by Julie Jaggernath
Worried that social media is making it hard to save more money each month? Managing our money is about more than simple financial decisions. Our emotions, thoughts and moods play a huge role in determining our spending choices. Think about the last time you spent on a “want.” How easy and fast was it to justify that decision? Were you on a tight budget, but still felt like the purchase was necessary? Dealing with the emotional side of money can be hard enough most days because everyone has things they want but can’t afford. Add in the psychological effects of social media, and effective money management can feel like the most impossible chore.
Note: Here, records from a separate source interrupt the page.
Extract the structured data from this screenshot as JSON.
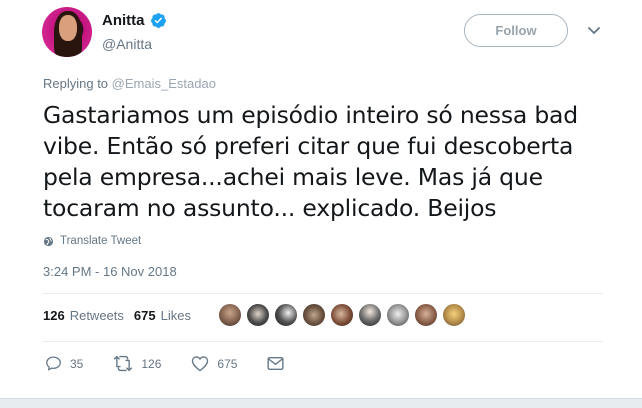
{
  "user": {
    "name": "Anitta",
    "handle": "@Anitta",
    "follow_label": "Follow"
  },
  "reply": {
    "prefix": "Replying to",
    "to": "@Emais_Estadao"
  },
  "tweet": {
    "text": "Gastariamos um episódio inteiro só nessa bad vibe. Então só preferi citar que fui descoberta pela empresa...achei mais leve. Mas já que tocaram no assunto... explicado. Beijos",
    "translate_label": "Translate Tweet",
    "timestamp": "3:24 PM - 16 Nov 2018"
  },
  "stats": {
    "retweets_count": "126",
    "retweets_label": "Retweets",
    "likes_count": "675",
    "likes_label": "Likes"
  },
  "actions": {
    "replies": "35",
    "retweets": "126",
    "likes": "675"
  },
  "colors": {
    "verified": "#1da1f2",
    "muted": "#657786",
    "text": "#14171a"
  }
}
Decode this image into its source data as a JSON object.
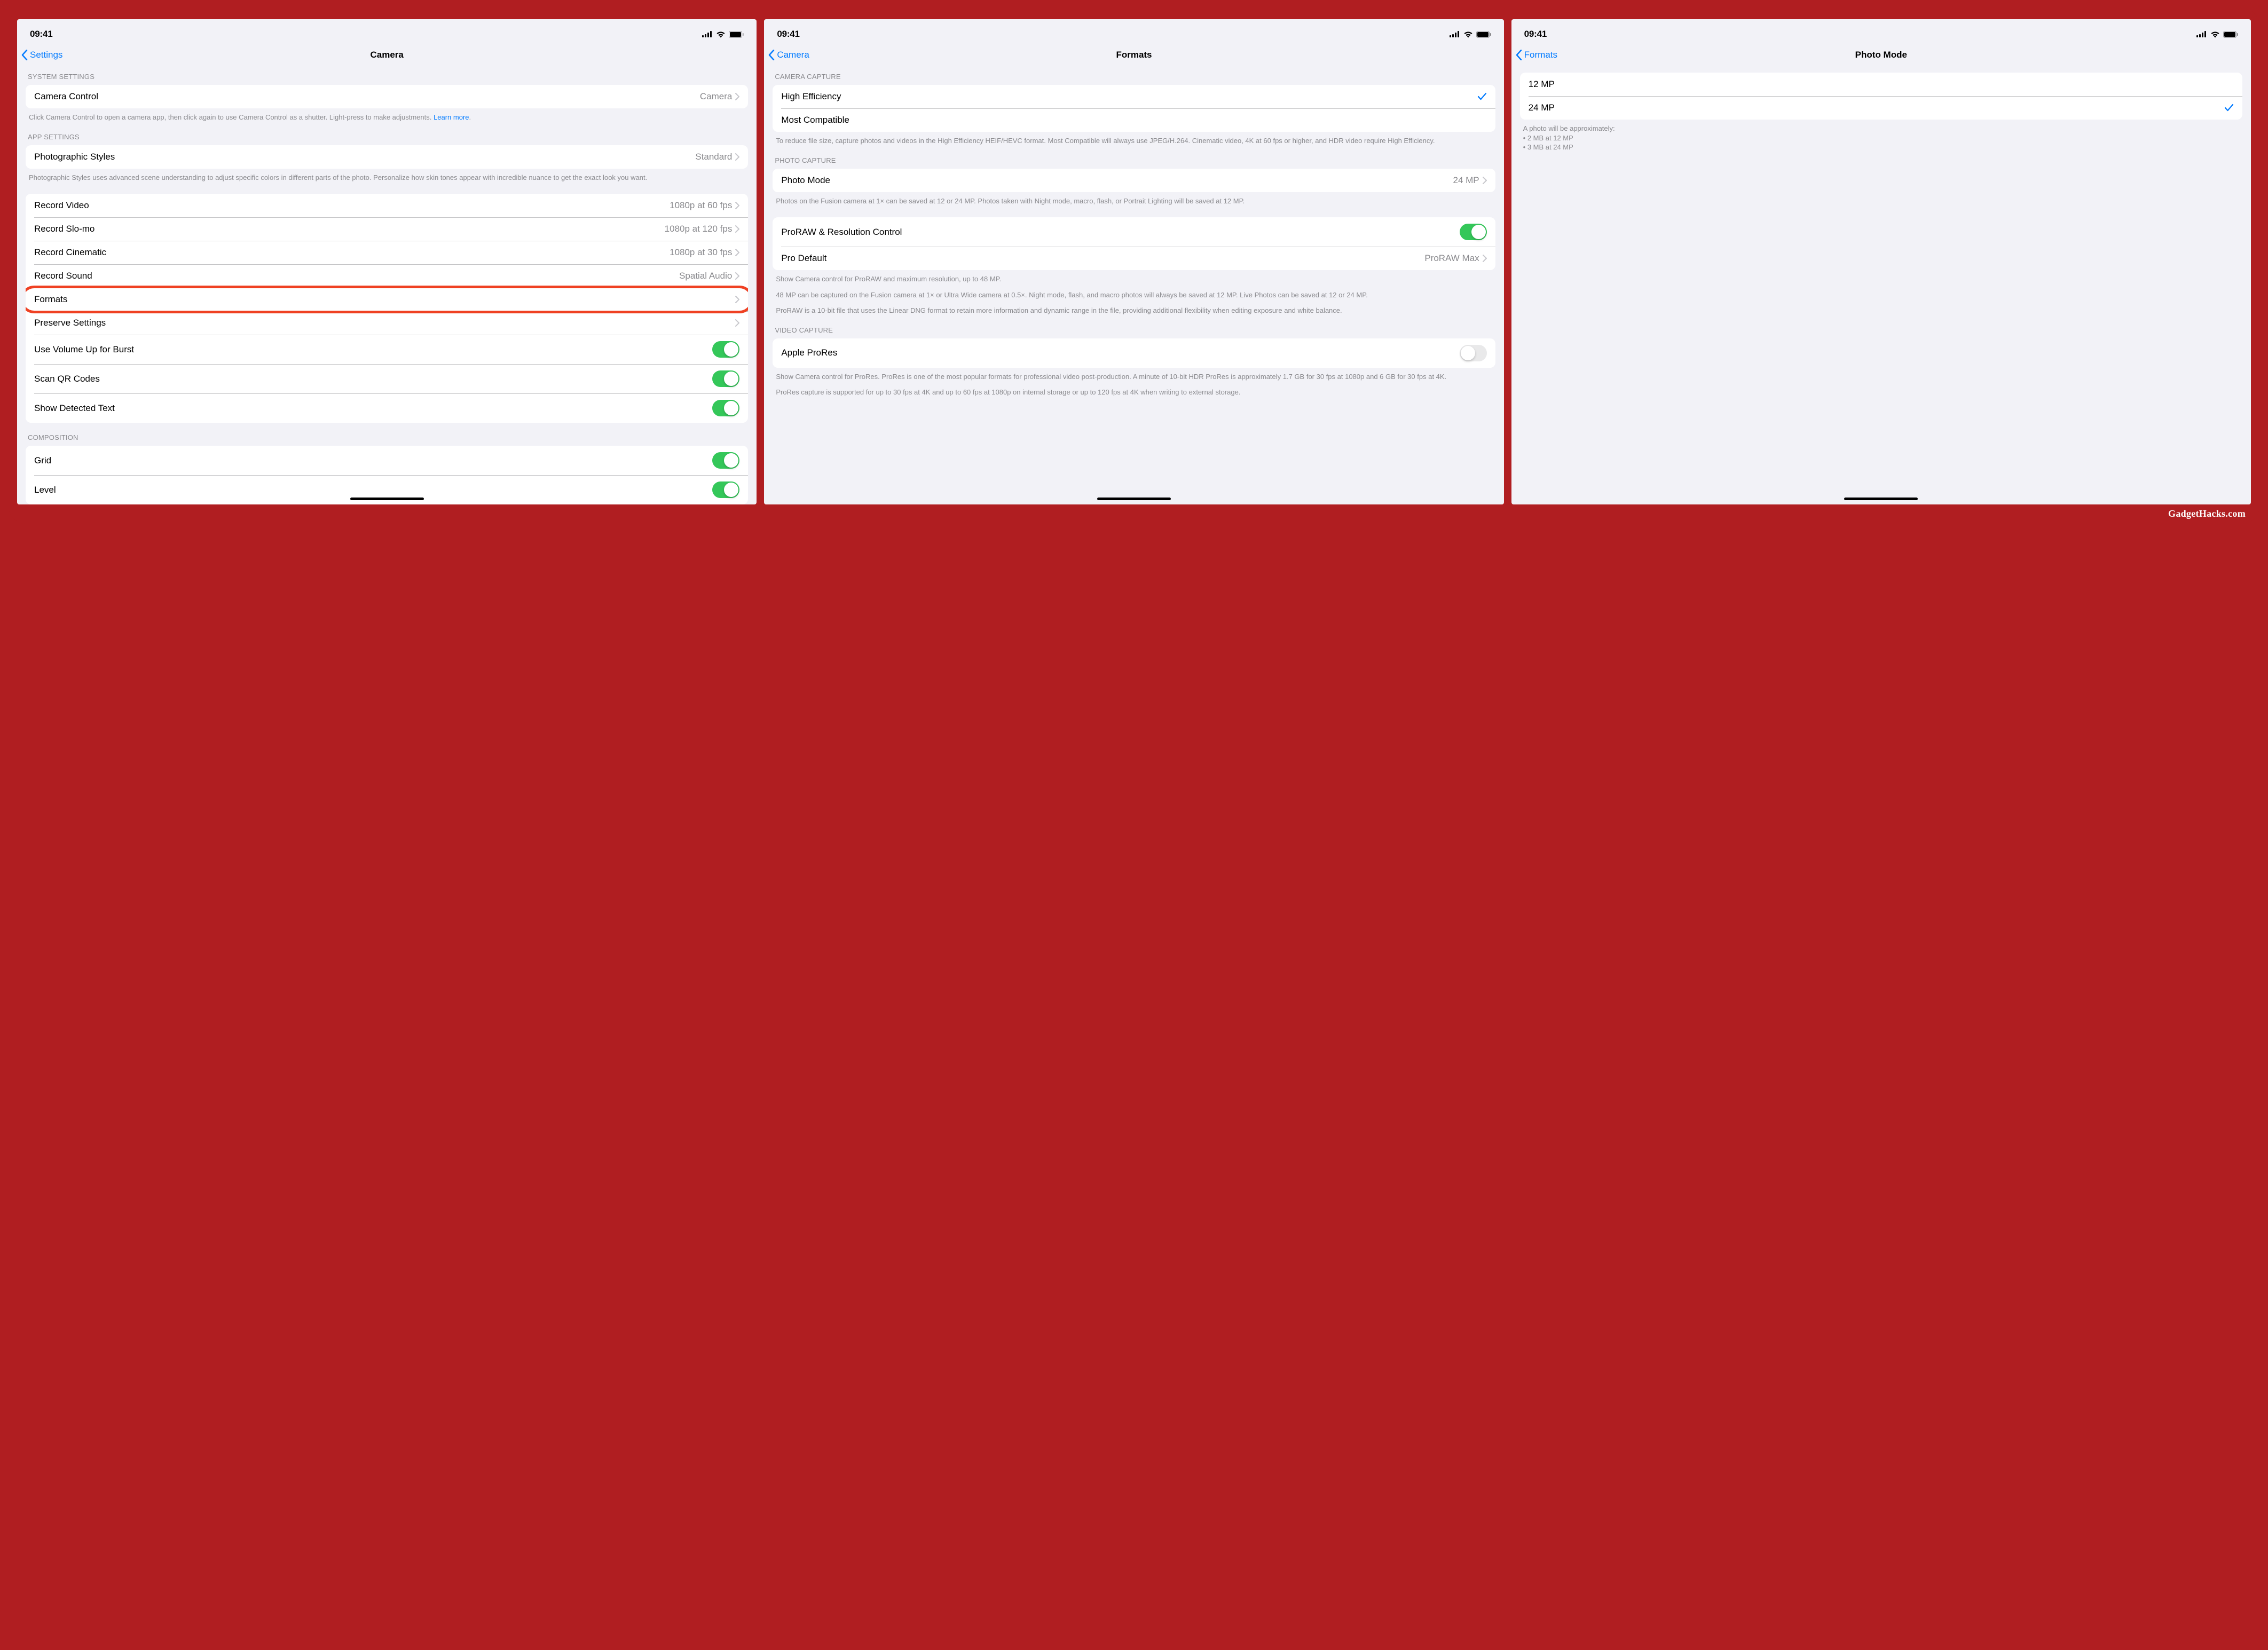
{
  "status_time": "09:41",
  "watermark": "GadgetHacks.com",
  "screens": [
    {
      "back_label": "Settings",
      "title": "Camera",
      "sections": {
        "system": {
          "header": "SYSTEM SETTINGS",
          "camera_control": {
            "label": "Camera Control",
            "value": "Camera"
          },
          "footer": "Click Camera Control to open a camera app, then click again to use Camera Control as a shutter. Light-press to make adjustments.",
          "learn_more": "Learn more"
        },
        "app": {
          "header": "APP SETTINGS",
          "photographic_styles": {
            "label": "Photographic Styles",
            "value": "Standard"
          },
          "footer": "Photographic Styles uses advanced scene understanding to adjust specific colors in different parts of the photo. Personalize how skin tones appear with incredible nuance to get the exact look you want."
        },
        "record": {
          "record_video": {
            "label": "Record Video",
            "value": "1080p at 60 fps"
          },
          "record_slomo": {
            "label": "Record Slo-mo",
            "value": "1080p at 120 fps"
          },
          "record_cinematic": {
            "label": "Record Cinematic",
            "value": "1080p at 30 fps"
          },
          "record_sound": {
            "label": "Record Sound",
            "value": "Spatial Audio"
          },
          "formats": {
            "label": "Formats"
          },
          "preserve": {
            "label": "Preserve Settings"
          },
          "volume_up": {
            "label": "Use Volume Up for Burst"
          },
          "scan_qr": {
            "label": "Scan QR Codes"
          },
          "detected_text": {
            "label": "Show Detected Text"
          }
        },
        "composition": {
          "header": "COMPOSITION",
          "grid": {
            "label": "Grid"
          },
          "level": {
            "label": "Level"
          }
        }
      }
    },
    {
      "back_label": "Camera",
      "title": "Formats",
      "sections": {
        "capture": {
          "header": "CAMERA CAPTURE",
          "high_efficiency": {
            "label": "High Efficiency"
          },
          "most_compatible": {
            "label": "Most Compatible"
          },
          "footer": "To reduce file size, capture photos and videos in the High Efficiency HEIF/HEVC format. Most Compatible will always use JPEG/H.264. Cinematic video, 4K at 60 fps or higher, and HDR video require High Efficiency."
        },
        "photo": {
          "header": "PHOTO CAPTURE",
          "photo_mode": {
            "label": "Photo Mode",
            "value": "24 MP"
          },
          "footer": "Photos on the Fusion camera at 1× can be saved at 12 or 24 MP. Photos taken with Night mode, macro, flash, or Portrait Lighting will be saved at 12 MP."
        },
        "proraw": {
          "proraw_control": {
            "label": "ProRAW & Resolution Control"
          },
          "pro_default": {
            "label": "Pro Default",
            "value": "ProRAW Max"
          },
          "footer1": "Show Camera control for ProRAW and maximum resolution, up to 48 MP.",
          "footer2": "48 MP can be captured on the Fusion camera at 1× or Ultra Wide camera at 0.5×. Night mode, flash, and macro photos will always be saved at 12 MP. Live Photos can be saved at 12 or 24 MP.",
          "footer3": "ProRAW is a 10-bit file that uses the Linear DNG format to retain more information and dynamic range in the file, providing additional flexibility when editing exposure and white balance."
        },
        "video": {
          "header": "VIDEO CAPTURE",
          "prores": {
            "label": "Apple ProRes"
          },
          "footer1": "Show Camera control for ProRes. ProRes is one of the most popular formats for professional video post-production. A minute of 10-bit HDR ProRes is approximately 1.7 GB for 30 fps at 1080p and 6 GB for 30 fps at 4K.",
          "footer2": "ProRes capture is supported for up to 30 fps at 4K and up to 60 fps at 1080p on internal storage or up to 120 fps at 4K when writing to external storage."
        }
      }
    },
    {
      "back_label": "Formats",
      "title": "Photo Mode",
      "options": {
        "opt1": "12 MP",
        "opt2": "24 MP"
      },
      "footer": {
        "line1": "A photo will be approximately:",
        "line2": "• 2 MB at 12 MP",
        "line3": "• 3 MB at 24 MP"
      }
    }
  ]
}
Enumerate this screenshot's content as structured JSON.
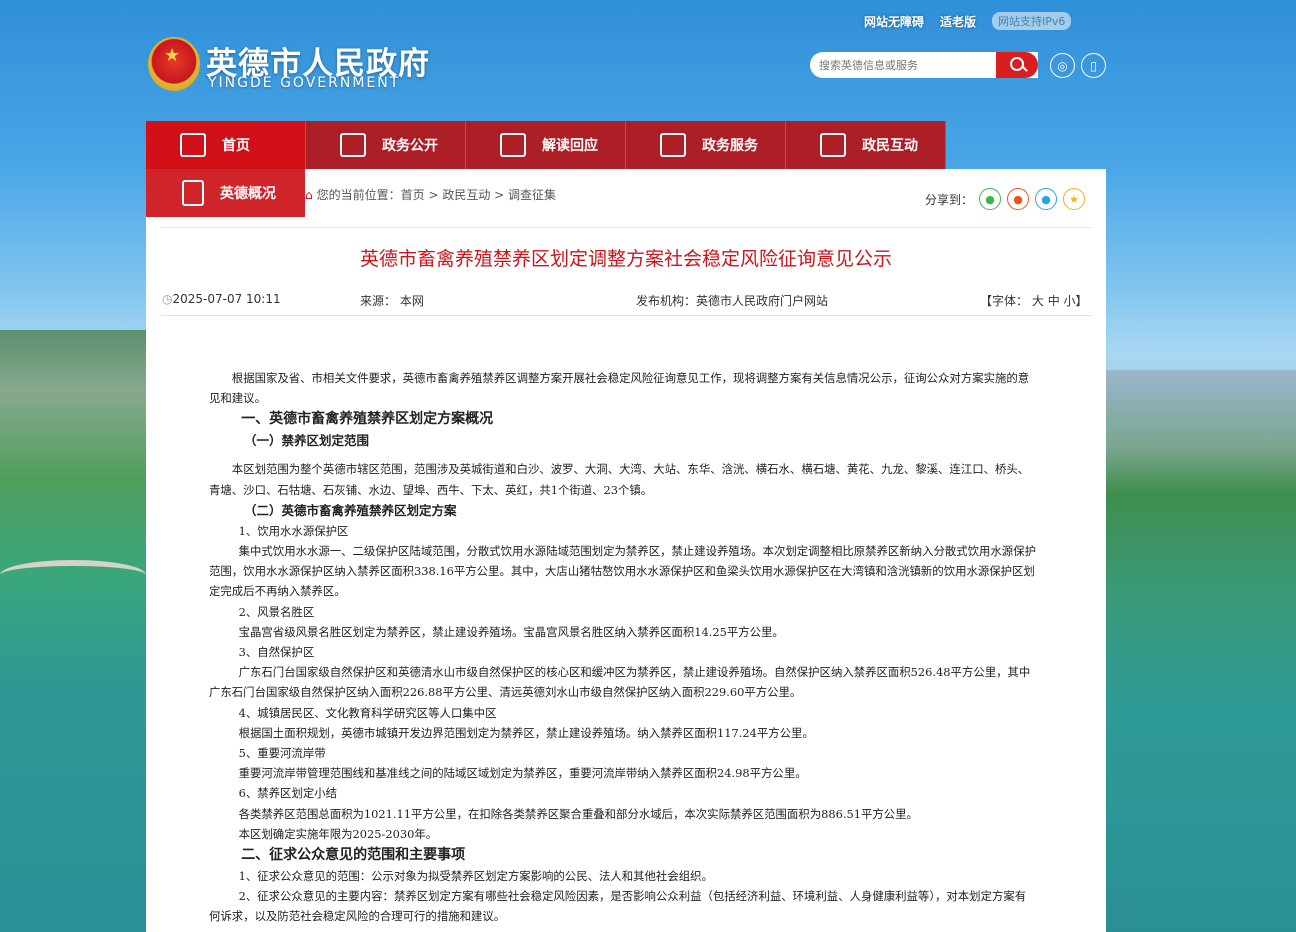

Many Canadians end up in debt from trying to keep up with all the trends they see. The trick to overcoming this is to stick with social media for the social part, but to keep it separate from the financial. Here are some realistic ways to save money and do just that:
Avoid Making Fast Buying Decisions
One of the best tips to spend less and save more is to slow down and carefully think over every potential purchase. Before social media became mainstream, we used to put a lot more thought into our buying decisions. We took our time to comparison shop, gather information from a variety of sources, and ask friends or neighbours for their opinions. It used to take hours or days to pry open our wallets. Now, in the middle of making our spending decisions, we have instant reviews from strangers as well as countless comparison shopping websites and tools at our fingertips. We endlessly scroll through influencers or even our acquaintances and friends talking about new products we don’t need.
While the fast-paced ways of receiving info on the fly might be convenient if we were buying everything at auction, this constant bombardment can decrease our ability to make wise choices. It causes a heightened sense of urgency where none exists — there will always be another good deal. Amazon Prime Day will be followed by Black Friday, Cyber Monday, holiday shopping specials, Boxing Day deals, clearance specials, and more.
Take Control of Your Online Shopping
It’s hard to save more money when with a few fast clicks or taps, a purchase can be made in mere moments. Rather than give in to this urgency and pressure, take a step back. Set up a separate email address for promotional emails or, better yet, unsubscribe entirely from any type of marketing that doesn’t fit within your budget or align with your goals. You want to do your research on your terms, not be tempted by a slick email marketing campaign, flash sale, or free shipping offer. Then make it as cumbersome as possible for you to buy online. Remove saved credit card details, passwords, and other payment information from online accounts. Delete apps that cause you to spend mindlessly while you’re waiting in line at the grocery store. Turn off one-click buying, which can be especially tempting on Amazon.
Finally, and definitely before you make a purchase — not after — seek opinions from those you trust and who have experience with the purchase you want to make. Avoid asking your whole social network to weigh in because free advice is seldom cheap. Then disable the option on online retailers that post your purchases to social media accounts. As Steve Jobs once said, “Don’t let the noise of others’ opinions drown out your inner voice.” By slowing down your decision-making, you’ll be more confident and satisfied with the choices you make.
Rethink How You Use Social Media
It can be hard to save money and be confident in our spending choices when we subject ourselves to negative influences from our feeds. However, giving up social media entirely isn’t realistic for most people because we use it for more than shopping. One solution to this never-ending cycle of self doubt and buyer’s remorse is to create social channels filled with positive peer pressure that nudges us in the direction we want to go. Open new accounts where you only “friend” or follow those who align with your values and goals. Unfollow those who don’t enrich your life, including professional influencers who are hired by brands to sway your decisions. You know that the impossibly perfect lives depicted on Instagram and other platforms are just that: impossible. Don’t fall into the trap of spending more and more just trying to keep up, when no one really does.
Beyond structuring social media channels in a way that suits your needs, you can also set limits on how much you consume and when you consume it. Set a timer and when it rings, move on to another activity you enjoy. This goes for Facebook, Pinterest, TitTok, Reddit, and every other platform. Avoid using social media when you’re shopping to help yourself stick to making your own decisions. If you’re not sure you can follow through with your plan, power off your phone and sign out of all accounts until you get used to shopping solo. Also protect yourself from targeted advertising by disabling browser cookies or using incognito/private browsing mode.
Talk to Real People About Your Choices to Save More Money
Social media has as much influence over our money-saving choices as we allow it to have. Help ensure that it has a positive influence on your spending habits by talking to those around you about the changes you’re making and why. Most people don’t like to talk about money, so it can help to find like-minded people through a social network if your friends or family aren’t able to be supportive. Stating your intentions clearly not only reinforces them for yourself, but helps you find those who will hold you accountable to your goals. If you have trouble finding such people, consider contacting a non-profit credit counselling organization in your area. A friendly counsellor would be happy to review your financial situation and help guide you on saving money and reaching your goals. Unlike help through a social channel, appointments are completely confidential, and they’re also totally free.